In this acclaimed book, Professor Ricks argues for the importance of embarrassment in human life and for the value works of art which help us deal with embarrassment by recognizing and refining it. As a poet and a man, Keats was especially sensitive to, and morally intelligent about, embarrassment. This study demonstrates the particular direction of his insight and moral concern to acknowledge embarrassability and its involvement in important moral concerns.
"As criticism, Keats and Embarrassment seems to me a work of enormous brilliance. Mr Ricks can see more in a text, and what is more, persuade us to see it too, than anyone since William Empson..."--Bernard Bergonzi, The Observer
"Professor Ricks is perhaps the most tactful critical analyst of poetic language we now have.
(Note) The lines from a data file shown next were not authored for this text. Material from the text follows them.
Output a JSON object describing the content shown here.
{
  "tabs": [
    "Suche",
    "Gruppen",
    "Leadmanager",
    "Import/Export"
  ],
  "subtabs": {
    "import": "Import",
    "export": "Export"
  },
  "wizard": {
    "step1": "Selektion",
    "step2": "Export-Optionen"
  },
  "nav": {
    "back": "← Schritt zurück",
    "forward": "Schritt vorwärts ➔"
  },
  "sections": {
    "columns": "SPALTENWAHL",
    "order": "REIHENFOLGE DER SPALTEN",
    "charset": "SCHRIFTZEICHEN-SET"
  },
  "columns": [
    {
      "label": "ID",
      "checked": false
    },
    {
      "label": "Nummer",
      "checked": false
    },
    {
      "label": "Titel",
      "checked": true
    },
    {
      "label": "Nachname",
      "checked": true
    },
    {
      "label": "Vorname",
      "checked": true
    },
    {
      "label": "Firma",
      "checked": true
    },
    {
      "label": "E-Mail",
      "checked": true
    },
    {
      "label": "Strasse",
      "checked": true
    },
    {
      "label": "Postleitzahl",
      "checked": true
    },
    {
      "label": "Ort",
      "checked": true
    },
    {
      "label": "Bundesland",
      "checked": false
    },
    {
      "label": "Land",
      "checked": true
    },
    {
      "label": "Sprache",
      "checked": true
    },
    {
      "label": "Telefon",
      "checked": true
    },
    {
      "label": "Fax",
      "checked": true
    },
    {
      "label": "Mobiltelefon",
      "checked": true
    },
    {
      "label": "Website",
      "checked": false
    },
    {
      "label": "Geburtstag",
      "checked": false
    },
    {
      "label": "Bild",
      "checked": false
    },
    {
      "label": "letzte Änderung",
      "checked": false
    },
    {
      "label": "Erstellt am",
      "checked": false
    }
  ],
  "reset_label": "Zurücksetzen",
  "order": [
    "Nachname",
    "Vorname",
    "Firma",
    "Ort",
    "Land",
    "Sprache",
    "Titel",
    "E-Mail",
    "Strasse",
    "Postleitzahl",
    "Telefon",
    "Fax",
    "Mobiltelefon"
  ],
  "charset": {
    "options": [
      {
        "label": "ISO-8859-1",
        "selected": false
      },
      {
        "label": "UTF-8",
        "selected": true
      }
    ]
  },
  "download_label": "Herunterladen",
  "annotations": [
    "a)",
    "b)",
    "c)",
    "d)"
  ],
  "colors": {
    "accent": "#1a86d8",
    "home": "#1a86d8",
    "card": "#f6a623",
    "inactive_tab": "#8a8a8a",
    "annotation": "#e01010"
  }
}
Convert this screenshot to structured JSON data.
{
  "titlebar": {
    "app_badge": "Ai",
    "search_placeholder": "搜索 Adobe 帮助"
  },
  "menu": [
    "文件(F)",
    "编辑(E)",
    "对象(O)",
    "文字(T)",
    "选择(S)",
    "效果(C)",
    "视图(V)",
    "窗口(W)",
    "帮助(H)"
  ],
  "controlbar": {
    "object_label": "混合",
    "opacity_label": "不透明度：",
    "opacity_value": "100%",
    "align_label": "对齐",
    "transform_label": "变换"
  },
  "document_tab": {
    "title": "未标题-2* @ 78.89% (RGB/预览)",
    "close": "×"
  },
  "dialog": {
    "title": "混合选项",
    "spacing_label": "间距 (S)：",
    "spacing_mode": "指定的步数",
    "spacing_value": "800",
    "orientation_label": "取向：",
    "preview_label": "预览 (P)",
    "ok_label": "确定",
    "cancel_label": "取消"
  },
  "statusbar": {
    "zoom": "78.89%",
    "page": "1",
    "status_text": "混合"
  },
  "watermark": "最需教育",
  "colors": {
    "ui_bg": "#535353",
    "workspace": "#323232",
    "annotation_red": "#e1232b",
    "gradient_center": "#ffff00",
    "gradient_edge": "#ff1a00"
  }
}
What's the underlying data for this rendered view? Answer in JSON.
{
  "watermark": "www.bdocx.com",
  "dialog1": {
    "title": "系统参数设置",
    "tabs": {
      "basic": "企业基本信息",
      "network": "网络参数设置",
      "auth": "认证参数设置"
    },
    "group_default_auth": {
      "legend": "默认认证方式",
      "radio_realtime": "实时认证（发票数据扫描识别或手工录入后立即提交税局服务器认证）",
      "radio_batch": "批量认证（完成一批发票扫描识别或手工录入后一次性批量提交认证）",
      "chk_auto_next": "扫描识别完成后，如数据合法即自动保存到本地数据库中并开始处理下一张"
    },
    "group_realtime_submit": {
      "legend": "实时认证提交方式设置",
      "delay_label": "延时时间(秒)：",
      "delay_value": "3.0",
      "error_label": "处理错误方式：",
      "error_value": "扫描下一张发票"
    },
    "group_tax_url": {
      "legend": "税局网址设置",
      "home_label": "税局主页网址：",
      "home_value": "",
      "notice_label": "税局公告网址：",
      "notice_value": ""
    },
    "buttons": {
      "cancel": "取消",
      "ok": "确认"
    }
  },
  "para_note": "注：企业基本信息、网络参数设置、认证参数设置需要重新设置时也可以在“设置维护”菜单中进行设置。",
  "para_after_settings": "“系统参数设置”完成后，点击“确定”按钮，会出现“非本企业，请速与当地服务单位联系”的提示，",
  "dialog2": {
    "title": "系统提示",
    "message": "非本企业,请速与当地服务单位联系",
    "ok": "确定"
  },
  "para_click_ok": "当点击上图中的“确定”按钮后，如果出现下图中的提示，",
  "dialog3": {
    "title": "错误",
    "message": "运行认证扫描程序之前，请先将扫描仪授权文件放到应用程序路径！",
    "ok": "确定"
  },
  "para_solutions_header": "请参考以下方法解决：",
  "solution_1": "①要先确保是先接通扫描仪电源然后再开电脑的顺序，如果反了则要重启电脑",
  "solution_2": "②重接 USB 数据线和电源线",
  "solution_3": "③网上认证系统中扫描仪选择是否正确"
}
The new insight he offers us into the sensuous and intelligent organisation of the "Eve of St. Agnes," and the "Ode to Autumn," is startling, brilliant, and authoritative."--A.S. Byatt, Daily Telegraph